The real need is to create individual learning paths for both the educator and performer so they can demonstrate – not only an understanding and command of the four elements - movement, manipulation, balance and rhythm, but paths which allows them to devise and demonstrate a more developed over-arching plan, further breaking down the above four elements into the incremental steps that are necessary to inform the learning process.
F: These philosophical musings are all well and good but how do they apply to real-time situations? What does this ‘over-arching’ plan actually involve? How does it relate to a real-time teaching, learning and performance process that you keep going on about?
A: Taking the elements mentioned above we can deconstruct them even further: Rhythm - Tempo - Strength - Control - Flexibility - Spatial awareness - Shape - Dynamics – Endurance. These terms, which do not just apply in isolation - are guiding elements that can be used to describe, construct, assess and mark the progress of any teaching, learning or performance endeavor and are the elements which offer critical insight as to where the individual is within that developmental process. They are the very basic foundations upon which our craft is based so the need is to find and develop ways and means in which we can highlight these areas, devise techniques and programmes which assist in the development time line of these building blocks and do it in such a way that it does not become tedious or boring.
It is important to remember and re-emphasise that none of the above elements exist in isolation, they are complimentary, with each one playing a specific role within the overall concept. These ideas become reality when observing and assessing either a teaching/learning situation or performance. We hope to observe grace, control, fluidity and strength coupled with an instinctive performance intelligence which enables us to accurately assess progression, but often we only observe partial understanding and command of these elements and it can become at times a little fraught especially if the concepts surrounding these elements have never been explained or discussed.
Within the learning situation, we observe and make judgements, not to be critical but to assist the learner in becoming more aware of these elements and their importance within the developmental process. This assists in devising or amending the training programme in order to plug the gaps so to speak. It’s slightly different with some of the more accomplished performers as often such comments are seen as judgemental or critical, which tends to immediately shut down any form of dialogue, negating, for me, the idea of developing Physical Literacy as both a concept and as a universal mantra.

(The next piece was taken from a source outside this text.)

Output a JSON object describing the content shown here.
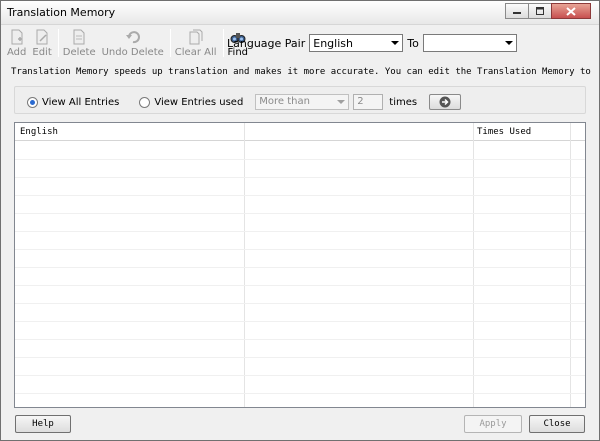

F: When you say it quickly, this all sounds very interesting, but how, in reality, does one go about developing this ‘Physical Literacy’ into a functioning and workable reality?
A: In order to discuss that question we need to concentrate on the initial learning
experience that is offered to young people. Paraphrasing the physical curriculum developed by the CirSchool project (available at www.circusartseducation.co.uk /curriculum) we see that the aim is to develop the physical competences which foster confidence, motivation, knowledge and understanding which in turn provides children and young people with a physical movement foundation suitable for lifelong participation in physical activity: i.e. we need to build a physicality that supports the development of children and young people as competent, confident and healthy individuals.
This curriculum seeks to provide a dynamic, alternative kinesthetic approach to physical learning, utilising the concepts surrounding physical literacy combined with the acquisition of intelligent physical arts skills (manipulation, equilibre, acrobatic, aerial, movement) through the constructive use of play and structured games, derived from and tailored to an individual’s and a groups physical capabilities.
F: In addition to this curriculum you seem to have introduced new elements into the
discussion, i.e. Play and Games? What are the relevance of these?
A: For me, Play and Games are the keys to the whole question. It is the aim of future
postings to discuss the various options that can be initiated within a constructive learning programme. Introduce and embed these concepts of achieving physical literacy through the use of Play and Games without being overly prescriptive.
The dialogue continues………….